  • Optionally enter Topic Aliases to map topic names to OAS tag names.  This is only required if the MQTT client cannot define the topics to interface with.

Step 3

If security is left to the Default to Enable All Features in all OAS Engines you can proceed to Step 4.

If Security has been setup on any of the OAS Engines to restrict Reading Tags or Writing Tags go to Configure-Options and select the Remote Services tab.

OAS Service User

Set the Security User Name and Security Password to user to gain access to the remote OAS Engine for read and write access to the tags to be monitored and set by the MQTT Broker.

Step 4

The OAS MQTT Broker is now ready for use.

Naming Conventions

To access OAS tags set your topic to the OAS standard naming convention. A few examples below.

  • Read the value from the Ramp tag on the local OAS service. Topic = Ramp.Value
  • Read the Description from the Ramp tag on the local OAS Service. Topic = Ramp.Description
  • Read the value of Alarms Not Acked tag in the subgroup Alarms on the local OAS service. Topic = Alarms.Active Not Acked.Value
  • Read the value of the Ramp tag from a remote OAS service. Topic = \\Domain or IP address\Ramp.Value

Basic Networking:


Live Data Cloud Networking from local OAS Engine:


Live Data Cloud Networking through remote OAS Engine:


The payload is in standard JSON format and includes the Value, Timestamp, and Quality.

Example Payload for Ramp.Value: {“Value”:84.0,”TimeStamp”:”2020-07-22T12:59:44-04:00″,”Quality”:true}

To Write to an OAS Tag use the same topic format as described above.

You can publish to any existing Tag.

You can create tags with the Data Type set to JSON in OAS to be able to publish extended meta data on OAS Tags. Using the JSON Handling in OAS you can parse the JSON message for extended functionality.
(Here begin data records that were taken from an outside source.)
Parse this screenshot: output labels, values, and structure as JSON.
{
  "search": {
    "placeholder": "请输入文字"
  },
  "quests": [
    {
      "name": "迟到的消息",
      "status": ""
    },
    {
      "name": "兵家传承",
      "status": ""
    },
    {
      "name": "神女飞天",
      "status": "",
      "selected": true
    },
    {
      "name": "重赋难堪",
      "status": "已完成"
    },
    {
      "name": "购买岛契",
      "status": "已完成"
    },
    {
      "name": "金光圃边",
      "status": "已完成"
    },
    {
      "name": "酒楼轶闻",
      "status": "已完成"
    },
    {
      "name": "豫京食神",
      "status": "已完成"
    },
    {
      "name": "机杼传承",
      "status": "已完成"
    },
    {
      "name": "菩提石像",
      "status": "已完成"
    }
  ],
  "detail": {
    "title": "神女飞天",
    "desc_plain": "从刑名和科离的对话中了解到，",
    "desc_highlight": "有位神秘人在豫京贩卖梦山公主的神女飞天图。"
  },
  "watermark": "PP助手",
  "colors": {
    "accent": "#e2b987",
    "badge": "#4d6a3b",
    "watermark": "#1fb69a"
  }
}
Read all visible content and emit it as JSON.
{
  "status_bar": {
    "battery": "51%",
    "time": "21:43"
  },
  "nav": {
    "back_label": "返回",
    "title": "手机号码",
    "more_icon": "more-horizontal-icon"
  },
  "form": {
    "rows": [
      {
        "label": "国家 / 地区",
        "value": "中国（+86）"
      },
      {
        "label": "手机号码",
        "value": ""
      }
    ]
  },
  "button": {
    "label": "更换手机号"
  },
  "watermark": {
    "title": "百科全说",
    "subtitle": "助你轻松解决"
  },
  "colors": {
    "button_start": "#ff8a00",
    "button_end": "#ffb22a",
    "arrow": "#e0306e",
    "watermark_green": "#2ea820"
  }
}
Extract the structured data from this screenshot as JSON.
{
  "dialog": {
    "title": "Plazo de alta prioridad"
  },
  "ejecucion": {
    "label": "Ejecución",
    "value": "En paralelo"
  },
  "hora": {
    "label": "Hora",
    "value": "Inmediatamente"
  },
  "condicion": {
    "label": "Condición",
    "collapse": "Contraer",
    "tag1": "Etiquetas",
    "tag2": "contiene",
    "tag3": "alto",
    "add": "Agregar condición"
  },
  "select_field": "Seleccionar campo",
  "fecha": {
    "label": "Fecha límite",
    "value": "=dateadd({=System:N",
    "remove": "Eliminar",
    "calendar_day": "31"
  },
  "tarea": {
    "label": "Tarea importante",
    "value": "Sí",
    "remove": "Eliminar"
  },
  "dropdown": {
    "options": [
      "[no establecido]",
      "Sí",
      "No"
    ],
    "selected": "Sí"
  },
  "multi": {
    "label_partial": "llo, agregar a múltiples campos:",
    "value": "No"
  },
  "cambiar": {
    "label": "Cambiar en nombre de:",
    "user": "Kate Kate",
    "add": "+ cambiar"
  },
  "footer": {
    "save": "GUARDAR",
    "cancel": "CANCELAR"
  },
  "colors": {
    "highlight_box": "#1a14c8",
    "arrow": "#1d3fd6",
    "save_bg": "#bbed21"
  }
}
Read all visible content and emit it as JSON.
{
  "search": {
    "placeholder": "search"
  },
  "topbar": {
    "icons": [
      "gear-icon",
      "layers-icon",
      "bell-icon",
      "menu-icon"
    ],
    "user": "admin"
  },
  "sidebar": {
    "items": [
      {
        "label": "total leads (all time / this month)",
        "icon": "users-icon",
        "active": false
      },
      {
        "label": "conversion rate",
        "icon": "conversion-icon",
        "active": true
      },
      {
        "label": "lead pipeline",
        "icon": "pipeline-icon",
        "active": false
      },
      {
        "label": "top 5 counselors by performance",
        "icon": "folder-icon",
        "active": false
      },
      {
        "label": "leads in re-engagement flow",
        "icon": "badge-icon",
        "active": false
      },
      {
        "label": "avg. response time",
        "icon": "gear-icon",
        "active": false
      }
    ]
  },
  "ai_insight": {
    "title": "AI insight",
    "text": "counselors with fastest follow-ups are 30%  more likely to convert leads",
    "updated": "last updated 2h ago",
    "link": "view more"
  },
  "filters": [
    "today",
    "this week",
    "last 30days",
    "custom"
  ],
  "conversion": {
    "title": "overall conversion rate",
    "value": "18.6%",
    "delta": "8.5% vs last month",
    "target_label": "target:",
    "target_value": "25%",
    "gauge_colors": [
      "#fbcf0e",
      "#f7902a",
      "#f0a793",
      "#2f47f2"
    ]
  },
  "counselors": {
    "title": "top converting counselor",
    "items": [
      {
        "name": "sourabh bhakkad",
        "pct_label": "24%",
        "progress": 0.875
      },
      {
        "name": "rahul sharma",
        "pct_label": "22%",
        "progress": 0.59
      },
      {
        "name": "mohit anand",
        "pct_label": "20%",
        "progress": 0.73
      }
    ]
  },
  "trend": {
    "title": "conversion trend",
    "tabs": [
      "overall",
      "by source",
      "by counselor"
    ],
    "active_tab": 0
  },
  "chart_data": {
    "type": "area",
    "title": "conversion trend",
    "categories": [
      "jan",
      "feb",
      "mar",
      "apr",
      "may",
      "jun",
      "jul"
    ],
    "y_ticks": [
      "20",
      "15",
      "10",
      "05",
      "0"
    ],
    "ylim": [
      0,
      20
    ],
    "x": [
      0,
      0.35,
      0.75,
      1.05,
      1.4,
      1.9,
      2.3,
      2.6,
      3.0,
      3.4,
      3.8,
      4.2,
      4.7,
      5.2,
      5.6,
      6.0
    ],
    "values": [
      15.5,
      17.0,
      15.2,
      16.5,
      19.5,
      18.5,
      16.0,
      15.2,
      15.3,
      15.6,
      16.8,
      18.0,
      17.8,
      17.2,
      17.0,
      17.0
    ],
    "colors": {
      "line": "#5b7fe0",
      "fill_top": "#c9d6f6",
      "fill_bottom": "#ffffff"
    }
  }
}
The following wildcards are supported with OAS version 18.00.0041 or greater.

  • # – Subscribe to all tags from the OAS Engine for the .Value variable of each tag.
  • +/<tag variable> – Subscribe to all tags from the OAS Engine for the tag variable specified.  Example: +/DigitalAlarmActive


You can deploy the OAS Engine to multiple servers on Windows or Linux using standard deployment or Docker containerized deployment, each OAS MQTT Broker supports communications to any OAS Engine.